### Available data
"""

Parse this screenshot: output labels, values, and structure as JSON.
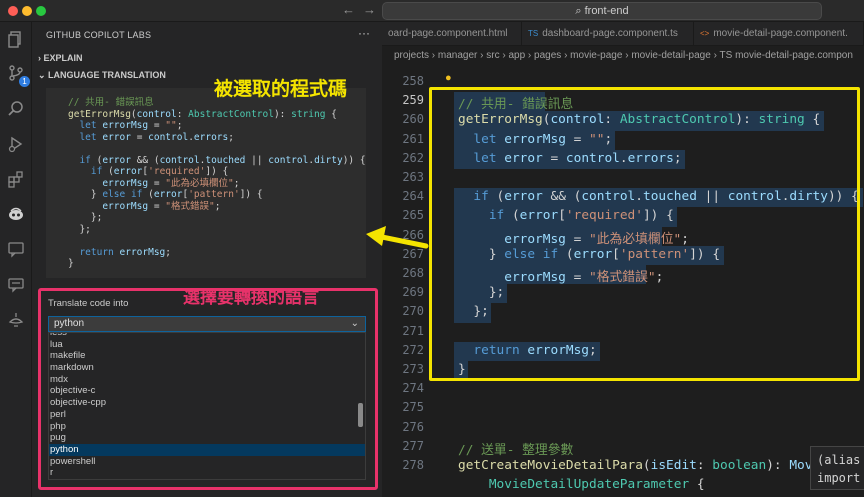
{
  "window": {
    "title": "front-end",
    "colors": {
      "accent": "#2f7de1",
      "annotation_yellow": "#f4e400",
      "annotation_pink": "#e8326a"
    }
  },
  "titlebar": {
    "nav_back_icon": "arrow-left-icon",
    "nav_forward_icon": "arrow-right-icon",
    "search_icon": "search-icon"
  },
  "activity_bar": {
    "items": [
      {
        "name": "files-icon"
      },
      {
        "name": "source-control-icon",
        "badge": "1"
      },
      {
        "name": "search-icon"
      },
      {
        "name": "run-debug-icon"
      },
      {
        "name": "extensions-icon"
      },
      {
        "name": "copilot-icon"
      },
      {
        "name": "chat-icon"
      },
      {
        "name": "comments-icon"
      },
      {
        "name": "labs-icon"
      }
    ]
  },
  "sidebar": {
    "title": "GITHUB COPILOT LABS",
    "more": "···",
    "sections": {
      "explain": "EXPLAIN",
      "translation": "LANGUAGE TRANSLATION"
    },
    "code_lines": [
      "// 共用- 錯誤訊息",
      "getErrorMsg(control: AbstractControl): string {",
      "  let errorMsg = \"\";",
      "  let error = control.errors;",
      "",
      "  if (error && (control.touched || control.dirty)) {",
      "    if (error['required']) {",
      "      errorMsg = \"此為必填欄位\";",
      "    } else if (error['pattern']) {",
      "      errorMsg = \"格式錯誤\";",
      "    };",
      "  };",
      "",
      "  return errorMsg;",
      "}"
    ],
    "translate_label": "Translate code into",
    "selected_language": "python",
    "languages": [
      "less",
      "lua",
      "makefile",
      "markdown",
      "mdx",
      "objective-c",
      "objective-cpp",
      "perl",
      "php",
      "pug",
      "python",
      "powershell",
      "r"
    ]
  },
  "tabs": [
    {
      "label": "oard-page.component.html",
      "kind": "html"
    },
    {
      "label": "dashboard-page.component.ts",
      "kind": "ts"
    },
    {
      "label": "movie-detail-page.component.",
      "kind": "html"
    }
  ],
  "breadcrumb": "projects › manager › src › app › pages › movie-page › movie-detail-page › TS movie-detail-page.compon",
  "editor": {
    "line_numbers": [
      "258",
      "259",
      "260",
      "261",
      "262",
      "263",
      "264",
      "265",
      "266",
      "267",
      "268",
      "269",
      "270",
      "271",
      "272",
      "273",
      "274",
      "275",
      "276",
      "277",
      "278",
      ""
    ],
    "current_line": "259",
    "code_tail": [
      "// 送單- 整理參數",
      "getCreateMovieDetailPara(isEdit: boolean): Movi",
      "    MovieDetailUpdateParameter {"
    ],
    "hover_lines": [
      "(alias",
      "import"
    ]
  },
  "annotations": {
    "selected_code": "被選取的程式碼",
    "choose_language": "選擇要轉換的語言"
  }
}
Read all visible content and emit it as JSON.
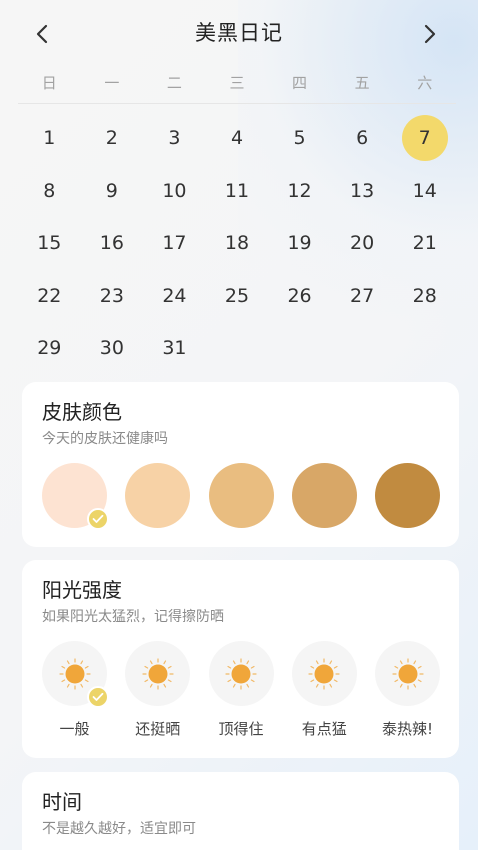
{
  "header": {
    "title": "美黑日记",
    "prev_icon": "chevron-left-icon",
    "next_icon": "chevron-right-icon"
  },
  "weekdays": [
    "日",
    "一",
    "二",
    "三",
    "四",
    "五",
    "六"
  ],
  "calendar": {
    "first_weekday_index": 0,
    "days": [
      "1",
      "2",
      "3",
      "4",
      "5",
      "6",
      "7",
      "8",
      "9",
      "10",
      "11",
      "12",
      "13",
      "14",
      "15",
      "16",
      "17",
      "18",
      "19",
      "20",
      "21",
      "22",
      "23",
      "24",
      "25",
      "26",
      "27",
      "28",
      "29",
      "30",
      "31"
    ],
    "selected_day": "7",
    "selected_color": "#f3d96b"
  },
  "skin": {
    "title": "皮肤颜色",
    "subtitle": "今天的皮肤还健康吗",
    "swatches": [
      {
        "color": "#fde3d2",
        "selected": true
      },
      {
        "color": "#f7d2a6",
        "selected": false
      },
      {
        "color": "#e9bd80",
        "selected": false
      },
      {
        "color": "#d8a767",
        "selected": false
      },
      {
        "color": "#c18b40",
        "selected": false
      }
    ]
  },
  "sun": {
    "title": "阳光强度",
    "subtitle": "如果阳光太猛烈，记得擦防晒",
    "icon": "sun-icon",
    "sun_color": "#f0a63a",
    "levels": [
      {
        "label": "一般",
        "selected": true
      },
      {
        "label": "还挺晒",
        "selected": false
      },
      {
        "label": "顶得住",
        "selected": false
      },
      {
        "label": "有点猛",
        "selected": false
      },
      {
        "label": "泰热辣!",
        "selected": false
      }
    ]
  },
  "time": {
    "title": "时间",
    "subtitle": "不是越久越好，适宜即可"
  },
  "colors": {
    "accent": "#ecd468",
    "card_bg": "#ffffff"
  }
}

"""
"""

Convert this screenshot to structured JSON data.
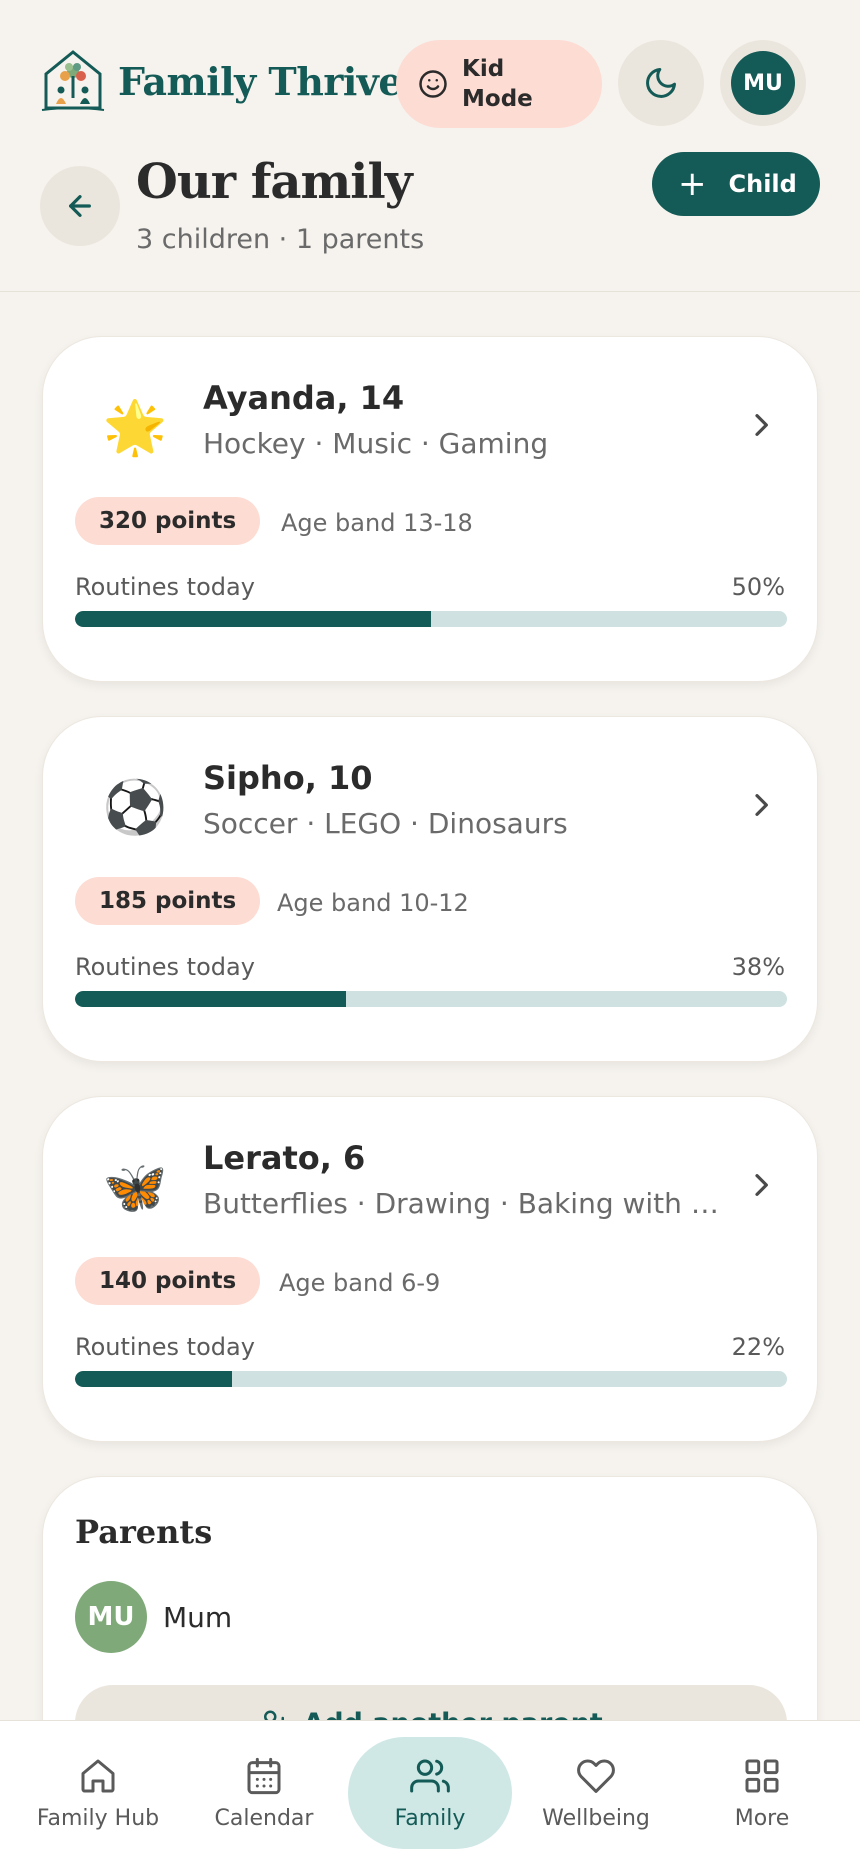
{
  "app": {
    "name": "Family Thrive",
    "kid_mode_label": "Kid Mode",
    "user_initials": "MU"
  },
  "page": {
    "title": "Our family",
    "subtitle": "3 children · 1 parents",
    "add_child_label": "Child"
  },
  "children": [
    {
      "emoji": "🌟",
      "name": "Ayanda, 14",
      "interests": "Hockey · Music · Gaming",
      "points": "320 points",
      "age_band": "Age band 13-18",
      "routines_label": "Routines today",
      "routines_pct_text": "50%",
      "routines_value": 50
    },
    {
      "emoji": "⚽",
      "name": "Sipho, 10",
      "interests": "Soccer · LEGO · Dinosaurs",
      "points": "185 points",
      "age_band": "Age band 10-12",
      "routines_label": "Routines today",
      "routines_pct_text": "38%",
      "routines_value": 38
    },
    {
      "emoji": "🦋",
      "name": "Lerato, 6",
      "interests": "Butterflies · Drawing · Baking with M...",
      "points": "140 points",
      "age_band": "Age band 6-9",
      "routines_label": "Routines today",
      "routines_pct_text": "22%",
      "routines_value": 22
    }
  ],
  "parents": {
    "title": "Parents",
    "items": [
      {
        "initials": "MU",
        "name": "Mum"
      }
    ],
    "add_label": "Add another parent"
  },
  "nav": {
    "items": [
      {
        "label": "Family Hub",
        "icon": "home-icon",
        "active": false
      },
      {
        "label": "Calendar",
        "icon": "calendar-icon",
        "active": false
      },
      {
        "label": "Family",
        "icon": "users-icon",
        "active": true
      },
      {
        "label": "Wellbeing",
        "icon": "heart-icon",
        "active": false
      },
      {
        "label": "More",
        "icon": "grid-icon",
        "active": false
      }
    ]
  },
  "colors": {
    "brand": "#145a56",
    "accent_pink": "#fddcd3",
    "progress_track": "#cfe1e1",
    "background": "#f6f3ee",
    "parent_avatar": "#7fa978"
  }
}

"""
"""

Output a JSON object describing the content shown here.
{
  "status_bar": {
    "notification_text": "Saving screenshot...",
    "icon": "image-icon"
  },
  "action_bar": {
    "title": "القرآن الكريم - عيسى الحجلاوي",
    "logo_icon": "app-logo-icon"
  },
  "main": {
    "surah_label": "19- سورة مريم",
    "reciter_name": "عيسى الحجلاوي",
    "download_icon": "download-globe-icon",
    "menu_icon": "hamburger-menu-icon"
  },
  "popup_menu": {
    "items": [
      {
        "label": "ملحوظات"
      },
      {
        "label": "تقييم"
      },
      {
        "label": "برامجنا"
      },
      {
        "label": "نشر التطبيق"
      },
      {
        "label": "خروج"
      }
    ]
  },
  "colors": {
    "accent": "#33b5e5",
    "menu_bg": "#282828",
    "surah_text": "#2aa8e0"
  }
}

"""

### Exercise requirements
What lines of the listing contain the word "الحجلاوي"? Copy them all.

### Answer for the task
    "title": "القرآن الكريم - عيسى الحجلاوي",
    "reciter_name": "عيسى الحجلاوي",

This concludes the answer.